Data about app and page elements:
*** Block opens ***

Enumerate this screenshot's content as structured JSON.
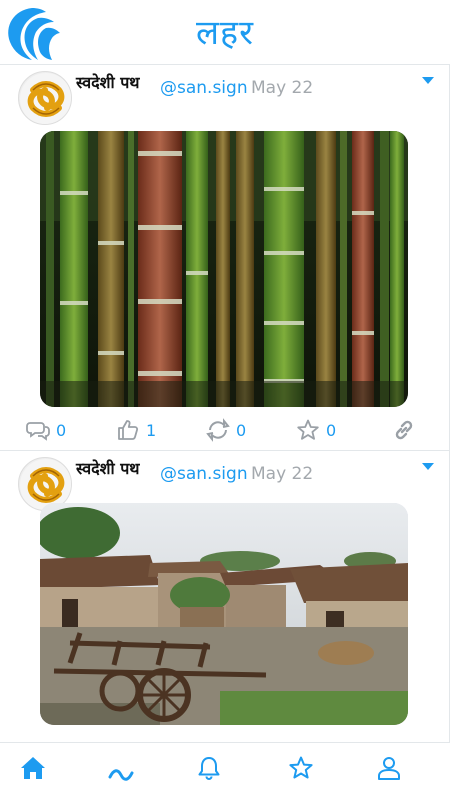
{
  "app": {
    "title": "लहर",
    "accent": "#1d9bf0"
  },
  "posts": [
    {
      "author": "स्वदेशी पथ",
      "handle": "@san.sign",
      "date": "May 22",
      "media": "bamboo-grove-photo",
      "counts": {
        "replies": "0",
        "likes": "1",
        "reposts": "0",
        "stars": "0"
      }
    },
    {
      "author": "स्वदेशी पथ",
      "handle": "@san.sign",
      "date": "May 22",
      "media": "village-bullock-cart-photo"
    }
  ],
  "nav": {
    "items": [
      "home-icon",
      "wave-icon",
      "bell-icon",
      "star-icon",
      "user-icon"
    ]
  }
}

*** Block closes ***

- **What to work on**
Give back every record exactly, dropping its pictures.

- **Reply**
Enumerate this screenshot's content as structured JSON.
{
  "app": {
    "title": "लहर",
    "accent": "#1d9bf0"
  },
  "posts": [
    {
      "author": "स्वदेशी पथ",
      "handle": "@san.sign",
      "date": "May 22",
      "media": "bamboo-grove-photo",
      "counts": {
        "replies": "0",
        "likes": "1",
        "reposts": "0",
        "stars": "0"
      }
    },
    {
      "author": "स्वदेशी पथ",
      "handle": "@san.sign",
      "date": "May 22",
      "media": "village-bullock-cart-photo"
    }
  ],
  "nav": {
    "items": [
      "home-icon",
      "wave-icon",
      "bell-icon",
      "star-icon",
      "user-icon"
    ]
  }
}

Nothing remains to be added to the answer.